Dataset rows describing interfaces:
********************
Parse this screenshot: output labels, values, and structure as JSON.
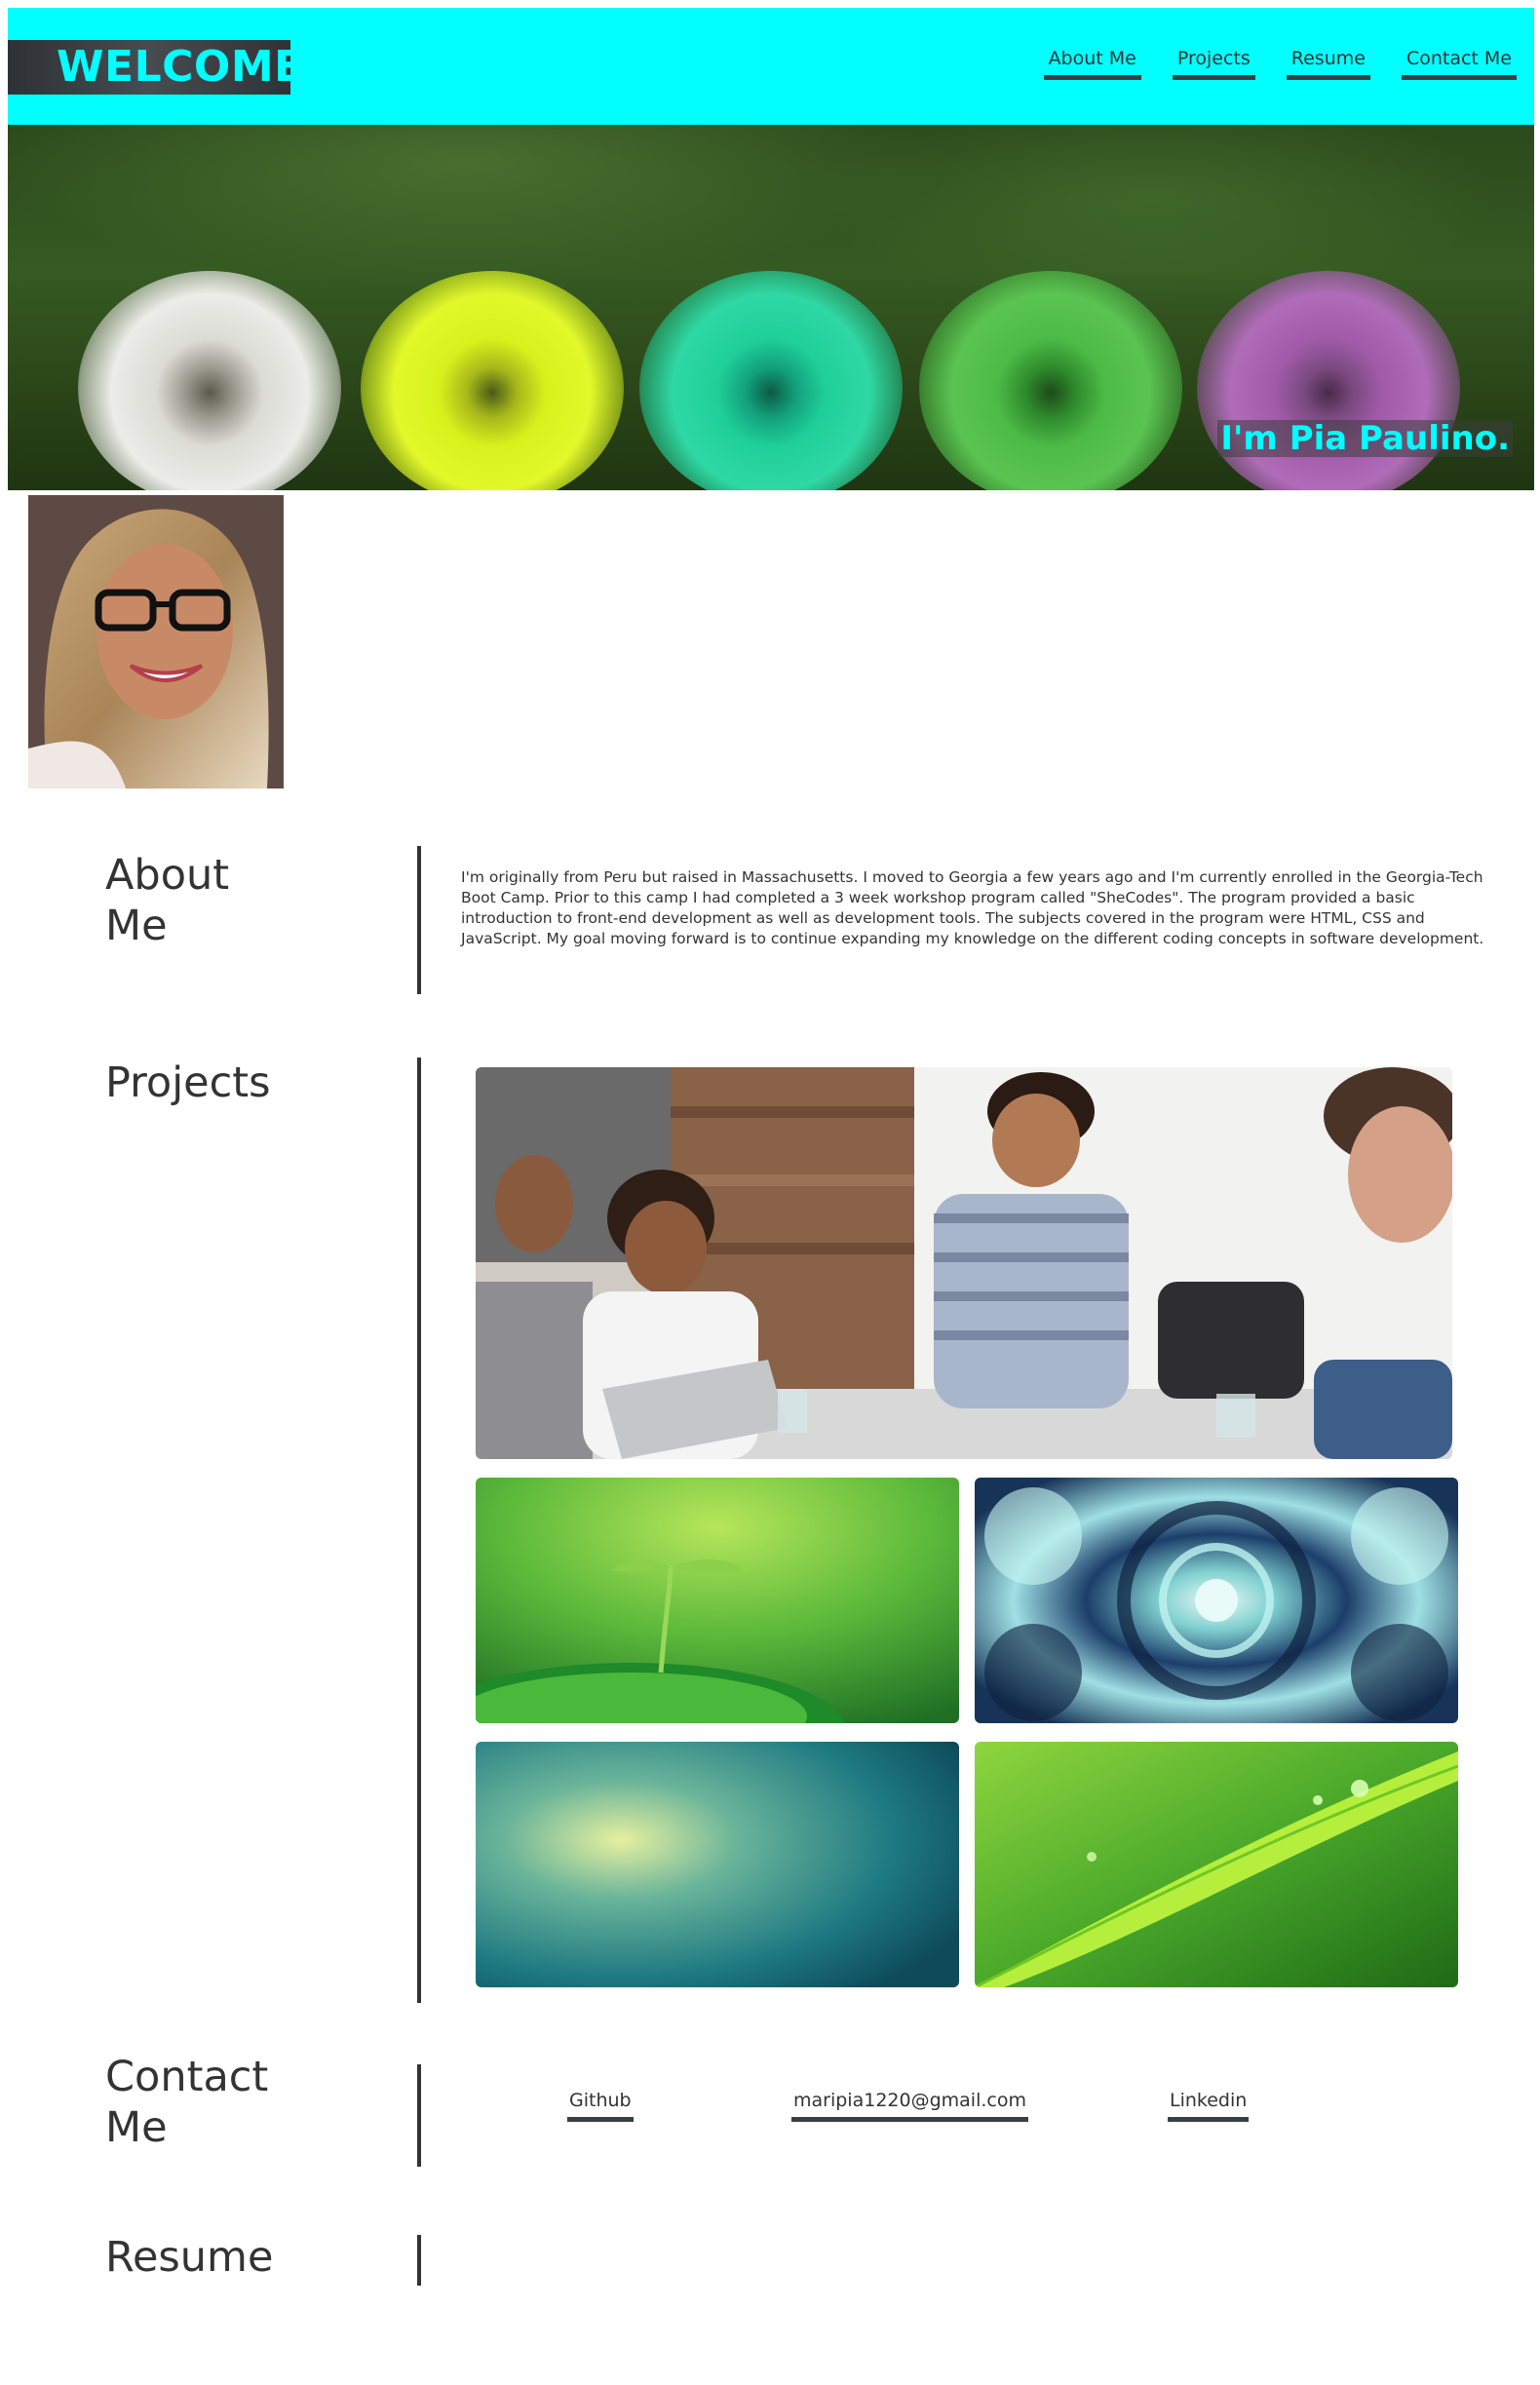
{
  "header": {
    "brand": "WELCOME!",
    "nav": [
      {
        "label": "About Me"
      },
      {
        "label": "Projects"
      },
      {
        "label": "Resume"
      },
      {
        "label": "Contact Me"
      }
    ],
    "background_color": "#00ffff"
  },
  "hero": {
    "name_banner": "I'm Pia Paulino.",
    "puff_colors": [
      "#e6e6e0",
      "#d9f21a",
      "#1fcf98",
      "#4cba46",
      "#a05aa8"
    ]
  },
  "avatar": {
    "icon": "profile-photo"
  },
  "about": {
    "title": "About Me",
    "text": "I'm originally from Peru but raised in Massachusetts. I moved to Georgia a few years ago and I'm currently enrolled in the Georgia-Tech Boot Camp. Prior to this camp I had completed a 3 week workshop program called \"SheCodes\". The program provided a basic introduction to front-end development as well as development tools. The subjects covered in the program were HTML, CSS and JavaScript. My goal moving forward is to continue expanding my knowledge on the different coding concepts in software development."
  },
  "projects": {
    "title": "Projects",
    "images": [
      {
        "icon": "team-meeting-photo"
      },
      {
        "icon": "seedling-photo"
      },
      {
        "icon": "kaleidoscope-photo"
      },
      {
        "icon": "teal-gradient-photo"
      },
      {
        "icon": "grass-blade-photo"
      }
    ]
  },
  "contact": {
    "title": "Contact Me",
    "links": [
      {
        "label": "Github"
      },
      {
        "label": "maripia1220@gmail.com"
      },
      {
        "label": "Linkedin"
      }
    ]
  },
  "resume": {
    "title": "Resume"
  }
}
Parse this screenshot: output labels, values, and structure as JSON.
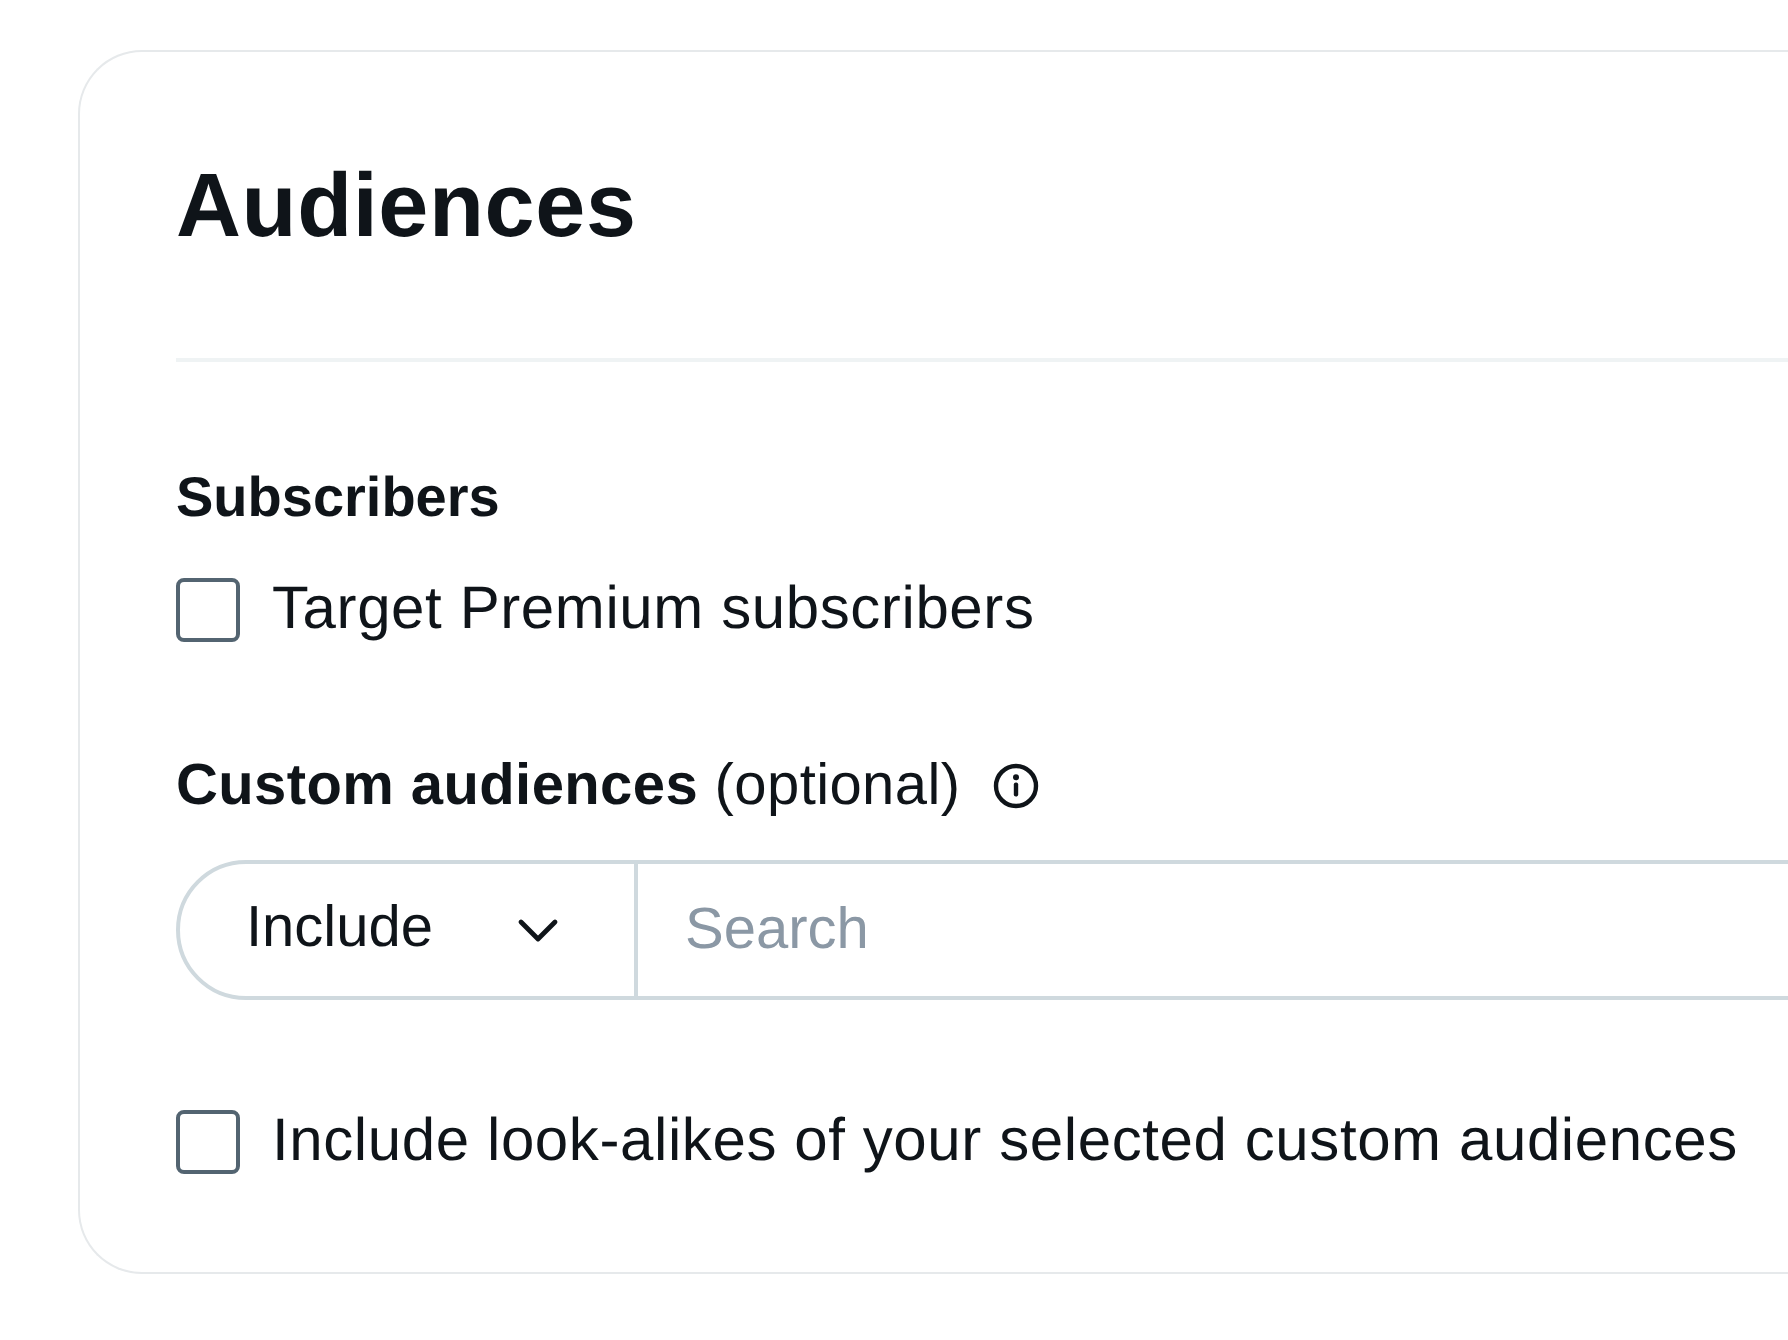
{
  "card": {
    "title": "Audiences"
  },
  "subscribers": {
    "heading": "Subscribers",
    "checkbox": {
      "label": "Target Premium subscribers",
      "checked": false
    }
  },
  "custom_audiences": {
    "label": "**Custom audiences** (optional)",
    "select": {
      "value": "Include"
    },
    "search": {
      "placeholder": "Search"
    },
    "lookalikes": {
      "label": "Include look-alikes of your selected custom audiences",
      "checked": false
    }
  }
}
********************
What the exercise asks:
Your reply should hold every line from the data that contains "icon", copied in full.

Solution:
    "icon": "profile-photo"
        "icon": "team-meeting-photo"
        "icon": "seedling-photo"
        "icon": "kaleidoscope-photo"
        "icon": "teal-gradient-photo"
        "icon": "grass-blade-photo"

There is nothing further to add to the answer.